Exercise brief:
Make an exact copy of every entry, leaving the pictures out.

Provided records:
----------
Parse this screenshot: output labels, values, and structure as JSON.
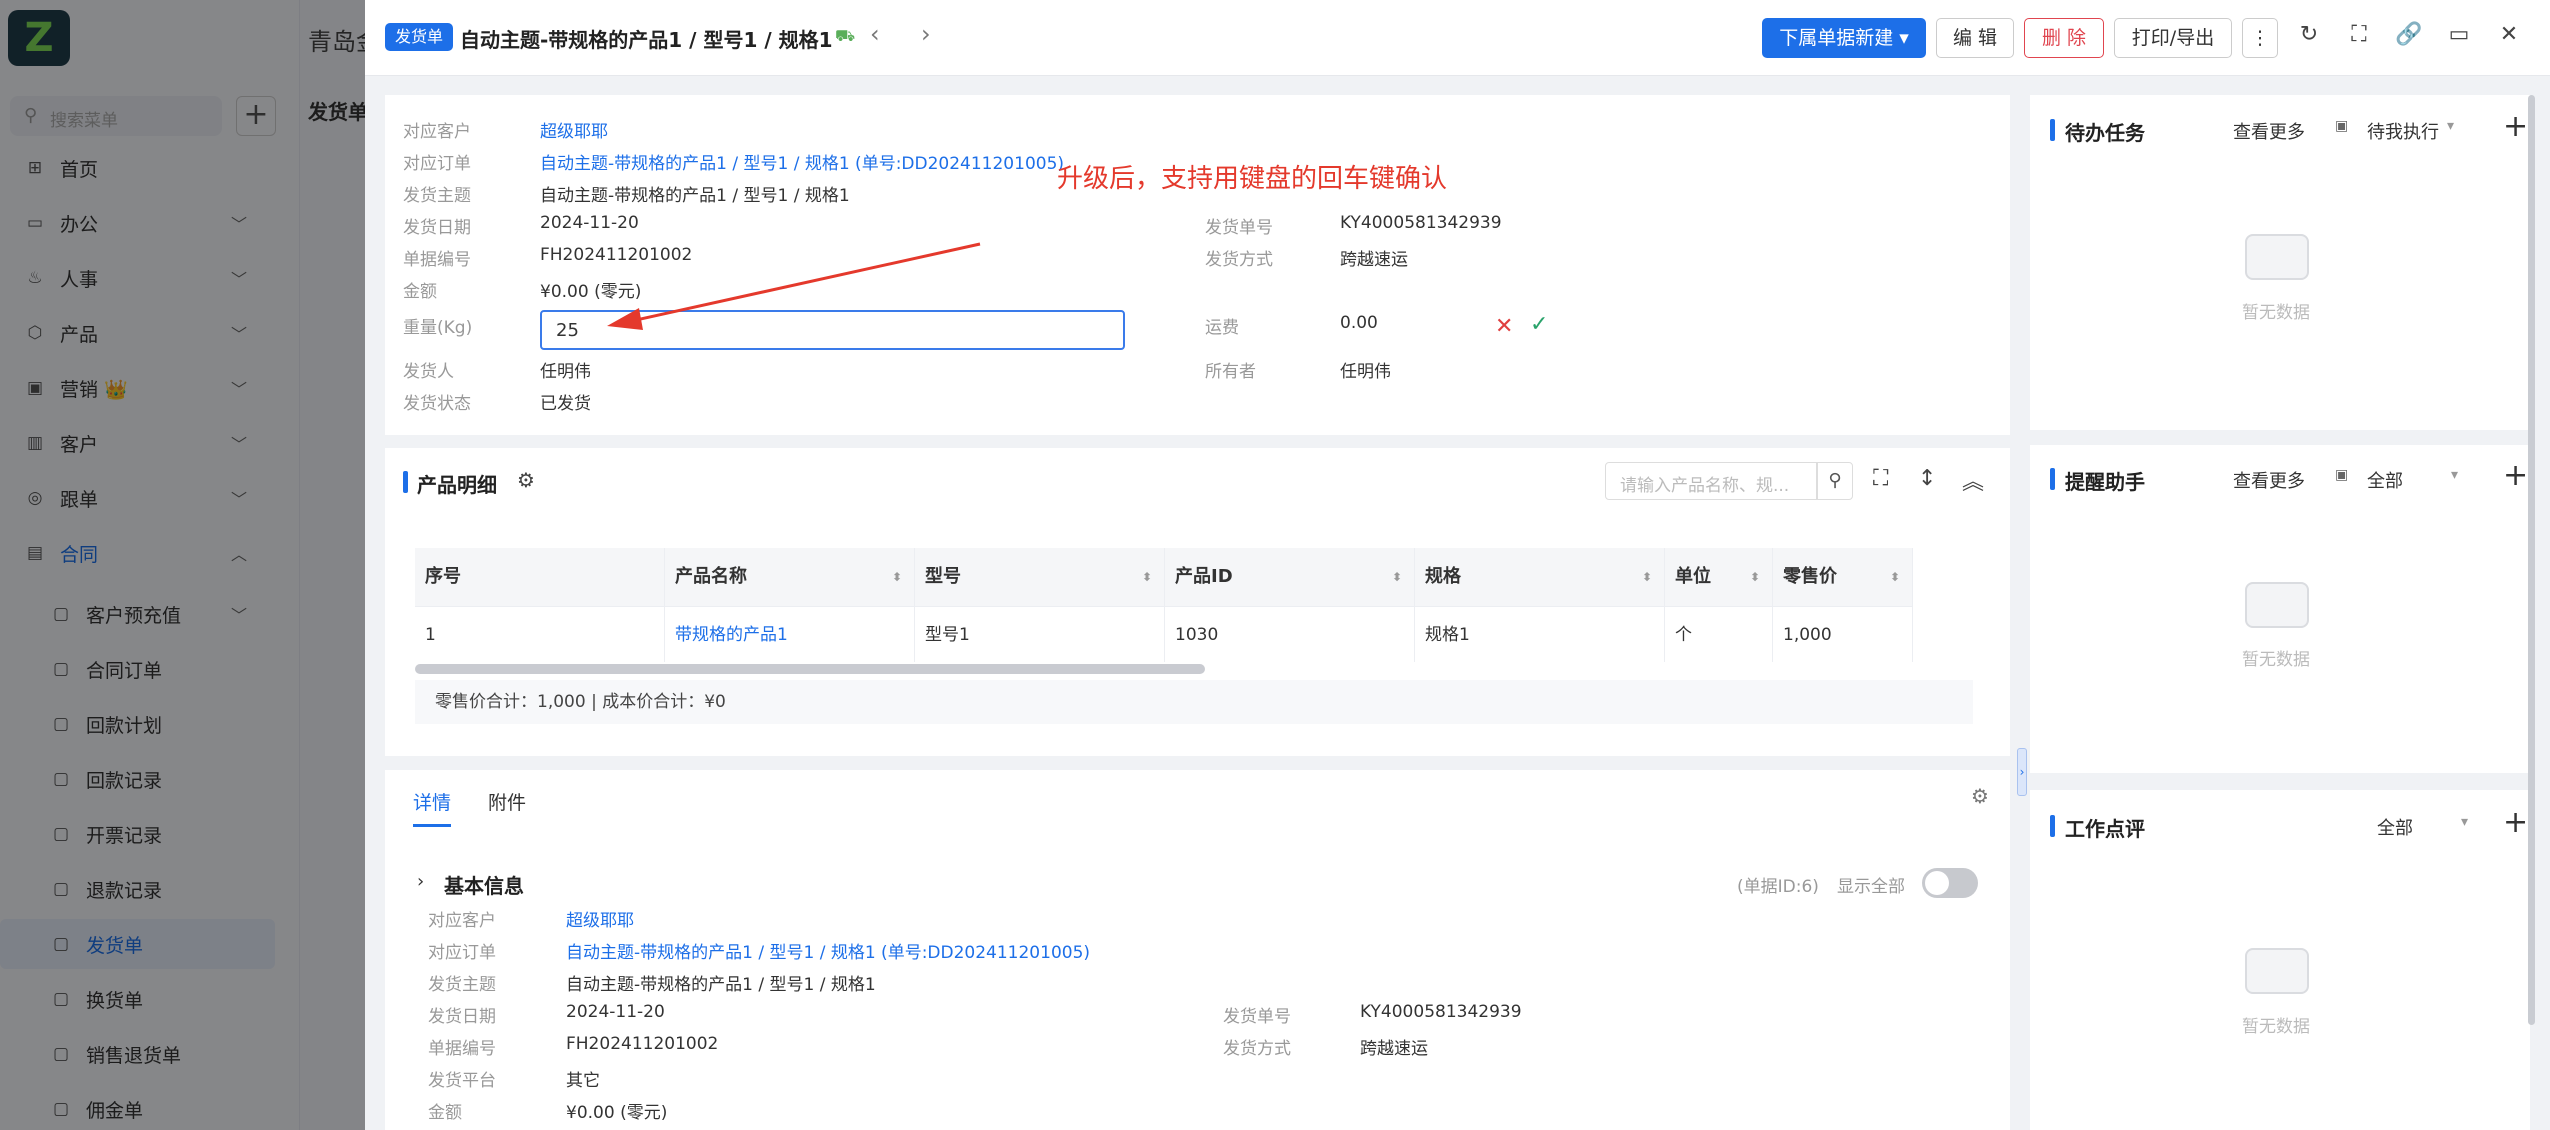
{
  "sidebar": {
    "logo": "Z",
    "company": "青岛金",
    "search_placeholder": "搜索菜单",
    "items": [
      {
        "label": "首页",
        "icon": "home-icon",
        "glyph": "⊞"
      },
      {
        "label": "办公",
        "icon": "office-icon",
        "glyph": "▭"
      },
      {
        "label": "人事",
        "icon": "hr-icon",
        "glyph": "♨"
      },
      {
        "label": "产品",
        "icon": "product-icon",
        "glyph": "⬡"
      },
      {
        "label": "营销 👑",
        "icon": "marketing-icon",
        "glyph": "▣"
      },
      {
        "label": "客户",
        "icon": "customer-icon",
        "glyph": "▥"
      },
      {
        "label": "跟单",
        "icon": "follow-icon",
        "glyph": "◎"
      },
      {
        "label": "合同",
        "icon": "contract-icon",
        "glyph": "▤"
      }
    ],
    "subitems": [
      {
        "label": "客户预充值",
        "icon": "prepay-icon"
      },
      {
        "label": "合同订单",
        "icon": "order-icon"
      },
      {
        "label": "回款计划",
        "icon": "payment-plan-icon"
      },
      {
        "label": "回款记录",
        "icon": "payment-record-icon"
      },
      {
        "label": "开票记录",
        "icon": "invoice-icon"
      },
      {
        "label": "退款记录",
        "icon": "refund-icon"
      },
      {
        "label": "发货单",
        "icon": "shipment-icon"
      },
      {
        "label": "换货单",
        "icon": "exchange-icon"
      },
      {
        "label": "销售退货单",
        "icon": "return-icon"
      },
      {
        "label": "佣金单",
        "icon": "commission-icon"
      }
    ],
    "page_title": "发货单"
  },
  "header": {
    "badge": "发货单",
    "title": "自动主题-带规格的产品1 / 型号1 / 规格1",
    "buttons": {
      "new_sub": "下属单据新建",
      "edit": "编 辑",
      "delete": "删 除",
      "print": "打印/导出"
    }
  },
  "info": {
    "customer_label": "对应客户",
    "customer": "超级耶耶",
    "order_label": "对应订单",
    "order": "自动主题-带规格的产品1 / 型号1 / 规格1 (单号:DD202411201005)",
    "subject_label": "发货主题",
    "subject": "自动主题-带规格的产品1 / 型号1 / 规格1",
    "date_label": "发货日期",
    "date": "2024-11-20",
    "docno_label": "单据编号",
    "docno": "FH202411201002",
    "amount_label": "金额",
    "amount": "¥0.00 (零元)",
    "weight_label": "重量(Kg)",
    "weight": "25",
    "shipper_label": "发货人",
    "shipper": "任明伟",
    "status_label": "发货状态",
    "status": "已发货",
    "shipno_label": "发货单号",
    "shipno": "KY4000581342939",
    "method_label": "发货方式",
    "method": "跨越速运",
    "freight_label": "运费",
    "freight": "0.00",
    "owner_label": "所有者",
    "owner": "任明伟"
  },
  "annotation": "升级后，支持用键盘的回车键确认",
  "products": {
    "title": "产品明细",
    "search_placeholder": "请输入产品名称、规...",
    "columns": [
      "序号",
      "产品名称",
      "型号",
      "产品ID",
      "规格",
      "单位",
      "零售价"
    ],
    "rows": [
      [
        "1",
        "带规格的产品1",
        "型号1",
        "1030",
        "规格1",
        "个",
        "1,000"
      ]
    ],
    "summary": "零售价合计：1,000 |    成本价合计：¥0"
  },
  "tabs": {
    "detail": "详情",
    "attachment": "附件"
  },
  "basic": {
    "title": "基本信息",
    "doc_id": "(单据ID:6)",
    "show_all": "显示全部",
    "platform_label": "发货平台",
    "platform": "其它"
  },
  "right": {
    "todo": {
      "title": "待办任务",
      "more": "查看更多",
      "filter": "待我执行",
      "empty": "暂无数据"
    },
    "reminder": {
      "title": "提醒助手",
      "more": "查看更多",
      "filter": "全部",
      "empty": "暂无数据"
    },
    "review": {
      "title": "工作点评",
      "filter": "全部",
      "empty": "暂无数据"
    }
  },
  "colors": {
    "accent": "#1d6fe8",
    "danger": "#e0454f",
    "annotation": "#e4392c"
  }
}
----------
Written response:
Parse this screenshot: output labels, values, and structure as JSON.
{
  "sidebar": {
    "logo": "Z",
    "company": "青岛金",
    "search_placeholder": "搜索菜单",
    "items": [
      {
        "label": "首页",
        "icon": "home-icon",
        "glyph": "⊞"
      },
      {
        "label": "办公",
        "icon": "office-icon",
        "glyph": "▭"
      },
      {
        "label": "人事",
        "icon": "hr-icon",
        "glyph": "♨"
      },
      {
        "label": "产品",
        "icon": "product-icon",
        "glyph": "⬡"
      },
      {
        "label": "营销 👑",
        "icon": "marketing-icon",
        "glyph": "▣"
      },
      {
        "label": "客户",
        "icon": "customer-icon",
        "glyph": "▥"
      },
      {
        "label": "跟单",
        "icon": "follow-icon",
        "glyph": "◎"
      },
      {
        "label": "合同",
        "icon": "contract-icon",
        "glyph": "▤"
      }
    ],
    "subitems": [
      {
        "label": "客户预充值",
        "icon": "prepay-icon"
      },
      {
        "label": "合同订单",
        "icon": "order-icon"
      },
      {
        "label": "回款计划",
        "icon": "payment-plan-icon"
      },
      {
        "label": "回款记录",
        "icon": "payment-record-icon"
      },
      {
        "label": "开票记录",
        "icon": "invoice-icon"
      },
      {
        "label": "退款记录",
        "icon": "refund-icon"
      },
      {
        "label": "发货单",
        "icon": "shipment-icon"
      },
      {
        "label": "换货单",
        "icon": "exchange-icon"
      },
      {
        "label": "销售退货单",
        "icon": "return-icon"
      },
      {
        "label": "佣金单",
        "icon": "commission-icon"
      }
    ],
    "page_title": "发货单"
  },
  "header": {
    "badge": "发货单",
    "title": "自动主题-带规格的产品1 / 型号1 / 规格1",
    "buttons": {
      "new_sub": "下属单据新建",
      "edit": "编 辑",
      "delete": "删 除",
      "print": "打印/导出"
    }
  },
  "info": {
    "customer_label": "对应客户",
    "customer": "超级耶耶",
    "order_label": "对应订单",
    "order": "自动主题-带规格的产品1 / 型号1 / 规格1 (单号:DD202411201005)",
    "subject_label": "发货主题",
    "subject": "自动主题-带规格的产品1 / 型号1 / 规格1",
    "date_label": "发货日期",
    "date": "2024-11-20",
    "docno_label": "单据编号",
    "docno": "FH202411201002",
    "amount_label": "金额",
    "amount": "¥0.00 (零元)",
    "weight_label": "重量(Kg)",
    "weight": "25",
    "shipper_label": "发货人",
    "shipper": "任明伟",
    "status_label": "发货状态",
    "status": "已发货",
    "shipno_label": "发货单号",
    "shipno": "KY4000581342939",
    "method_label": "发货方式",
    "method": "跨越速运",
    "freight_label": "运费",
    "freight": "0.00",
    "owner_label": "所有者",
    "owner": "任明伟"
  },
  "annotation": "升级后，支持用键盘的回车键确认",
  "products": {
    "title": "产品明细",
    "search_placeholder": "请输入产品名称、规...",
    "columns": [
      "序号",
      "产品名称",
      "型号",
      "产品ID",
      "规格",
      "单位",
      "零售价"
    ],
    "rows": [
      [
        "1",
        "带规格的产品1",
        "型号1",
        "1030",
        "规格1",
        "个",
        "1,000"
      ]
    ],
    "summary": "零售价合计：1,000 |    成本价合计：¥0"
  },
  "tabs": {
    "detail": "详情",
    "attachment": "附件"
  },
  "basic": {
    "title": "基本信息",
    "doc_id": "(单据ID:6)",
    "show_all": "显示全部",
    "platform_label": "发货平台",
    "platform": "其它"
  },
  "right": {
    "todo": {
      "title": "待办任务",
      "more": "查看更多",
      "filter": "待我执行",
      "empty": "暂无数据"
    },
    "reminder": {
      "title": "提醒助手",
      "more": "查看更多",
      "filter": "全部",
      "empty": "暂无数据"
    },
    "review": {
      "title": "工作点评",
      "filter": "全部",
      "empty": "暂无数据"
    }
  },
  "colors": {
    "accent": "#1d6fe8",
    "danger": "#e0454f",
    "annotation": "#e4392c"
  }
}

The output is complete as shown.